Extending the Scope of Nonparametric Empirical Bayes presented by Bodhisattva Sen

Event Details

Monday, October 2, 2023
4-5 p.m.

Abstract: In this talk we will describe two applications of empirical Bayes (EB) methodology. EB procedures estimate the prior probability distribution (in a Bayesian statistical model) from the data. In the first part we study the (Gaussian) signal plus noise model with multivariate, heteroscedastic errors. This model arises in many large-scale denoising problems (e.g., in astronomy). We consider the nonparametric maximum likelihood estimator (NPMLE) in this setting. We study the characterization, uniqueness, and computation of the NPMLE which estimates the unknown (arbitrary) prior by solving an infinite-dimensional convex optimization problem. The EB posterior means based on the NPMLE have low regret, meaning they closely target the oracle posterior means one would compute with the true prior in hand. We demonstrate the adaptive and near-optimal properties of the NPMLE for density estimation, denoising and deconvolution.

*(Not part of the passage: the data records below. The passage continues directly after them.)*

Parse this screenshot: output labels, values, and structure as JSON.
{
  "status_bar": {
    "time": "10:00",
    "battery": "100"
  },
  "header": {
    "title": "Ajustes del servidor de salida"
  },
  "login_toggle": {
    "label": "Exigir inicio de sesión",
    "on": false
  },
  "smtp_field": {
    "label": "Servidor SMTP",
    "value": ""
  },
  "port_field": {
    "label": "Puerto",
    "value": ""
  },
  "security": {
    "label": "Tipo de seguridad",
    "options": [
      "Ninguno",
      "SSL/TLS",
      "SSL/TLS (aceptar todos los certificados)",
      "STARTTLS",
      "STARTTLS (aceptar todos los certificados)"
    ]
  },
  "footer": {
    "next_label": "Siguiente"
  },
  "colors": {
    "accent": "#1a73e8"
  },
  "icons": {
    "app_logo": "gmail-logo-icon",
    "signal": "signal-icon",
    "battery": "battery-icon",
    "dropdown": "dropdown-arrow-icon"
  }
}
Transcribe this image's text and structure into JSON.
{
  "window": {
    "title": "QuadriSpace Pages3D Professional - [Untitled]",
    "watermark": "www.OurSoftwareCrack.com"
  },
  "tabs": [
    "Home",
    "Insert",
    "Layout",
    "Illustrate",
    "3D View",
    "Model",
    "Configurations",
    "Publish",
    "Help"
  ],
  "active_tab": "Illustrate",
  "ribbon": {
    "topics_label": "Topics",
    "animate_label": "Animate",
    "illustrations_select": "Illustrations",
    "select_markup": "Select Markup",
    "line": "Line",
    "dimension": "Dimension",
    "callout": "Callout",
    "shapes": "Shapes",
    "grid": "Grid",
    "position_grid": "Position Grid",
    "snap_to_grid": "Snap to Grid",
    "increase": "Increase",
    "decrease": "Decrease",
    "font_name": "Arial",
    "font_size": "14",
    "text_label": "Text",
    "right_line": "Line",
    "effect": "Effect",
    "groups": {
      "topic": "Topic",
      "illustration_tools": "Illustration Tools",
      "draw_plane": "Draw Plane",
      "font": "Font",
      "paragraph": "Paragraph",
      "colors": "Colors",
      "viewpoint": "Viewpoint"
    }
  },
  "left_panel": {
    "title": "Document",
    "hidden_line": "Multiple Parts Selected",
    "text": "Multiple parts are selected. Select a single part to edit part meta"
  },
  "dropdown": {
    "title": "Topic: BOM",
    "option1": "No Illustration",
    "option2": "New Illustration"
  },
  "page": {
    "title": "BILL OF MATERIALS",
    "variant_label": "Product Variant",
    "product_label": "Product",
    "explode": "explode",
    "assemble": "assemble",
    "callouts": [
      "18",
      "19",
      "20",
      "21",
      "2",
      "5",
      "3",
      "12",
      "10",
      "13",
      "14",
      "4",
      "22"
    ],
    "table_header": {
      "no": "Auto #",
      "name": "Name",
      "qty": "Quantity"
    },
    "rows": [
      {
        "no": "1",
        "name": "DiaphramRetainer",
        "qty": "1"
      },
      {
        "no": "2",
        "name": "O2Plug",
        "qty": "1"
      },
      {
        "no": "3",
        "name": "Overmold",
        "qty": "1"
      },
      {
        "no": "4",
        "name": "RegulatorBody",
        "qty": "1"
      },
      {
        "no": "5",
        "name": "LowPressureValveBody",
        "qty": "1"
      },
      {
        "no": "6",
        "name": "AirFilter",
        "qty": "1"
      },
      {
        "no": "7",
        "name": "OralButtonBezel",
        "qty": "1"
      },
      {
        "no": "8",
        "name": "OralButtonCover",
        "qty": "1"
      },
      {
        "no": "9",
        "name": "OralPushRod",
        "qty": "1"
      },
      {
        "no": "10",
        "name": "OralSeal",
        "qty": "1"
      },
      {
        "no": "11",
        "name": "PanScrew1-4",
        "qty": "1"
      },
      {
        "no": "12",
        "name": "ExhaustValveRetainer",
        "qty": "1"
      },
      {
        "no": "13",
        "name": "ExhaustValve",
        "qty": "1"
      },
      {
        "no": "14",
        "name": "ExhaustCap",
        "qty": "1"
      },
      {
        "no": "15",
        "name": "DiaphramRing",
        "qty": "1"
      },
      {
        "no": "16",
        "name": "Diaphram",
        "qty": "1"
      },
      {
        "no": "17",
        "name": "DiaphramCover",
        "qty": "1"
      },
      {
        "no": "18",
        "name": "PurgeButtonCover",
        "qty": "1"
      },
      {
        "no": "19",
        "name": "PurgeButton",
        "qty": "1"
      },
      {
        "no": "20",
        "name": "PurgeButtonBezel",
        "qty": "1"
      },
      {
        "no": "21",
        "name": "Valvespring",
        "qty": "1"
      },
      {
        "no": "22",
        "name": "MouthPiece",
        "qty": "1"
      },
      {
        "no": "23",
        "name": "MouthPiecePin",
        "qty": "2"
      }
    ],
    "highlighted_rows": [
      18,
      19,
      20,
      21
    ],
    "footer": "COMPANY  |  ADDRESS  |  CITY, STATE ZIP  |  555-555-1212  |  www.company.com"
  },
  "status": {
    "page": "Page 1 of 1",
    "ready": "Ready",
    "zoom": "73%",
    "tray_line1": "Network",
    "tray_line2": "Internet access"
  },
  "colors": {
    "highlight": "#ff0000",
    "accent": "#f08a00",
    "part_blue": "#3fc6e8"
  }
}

In the second half of the talk, we consider the problem of Bayesian high dimensional regression where the regression coefficients are drawn i.i.d. from an unknown prior. To estimate this prior distribution we propose and study a "variational empirical Bayes" approach — it combines EB inference with a variational approximation (VA). The idea is to approximate the intractable marginal log-likelihood of the response vector --- also known as the "evidence" --- by the evidence lower bound (ELBO) obtained from a naive mean field (NMF) approximation. We then maximize this lower bound over a suitable class of prior distributions in a computationally feasible way. We show that the marginal log-likelihood function can be (uniformly) approximated by its mean field counterpart. More importantly, under suitable conditions, we establish that this strategy leads to consistent approximation of the true posterior and provides asymptotically valid posterior inference for the regression coefficients.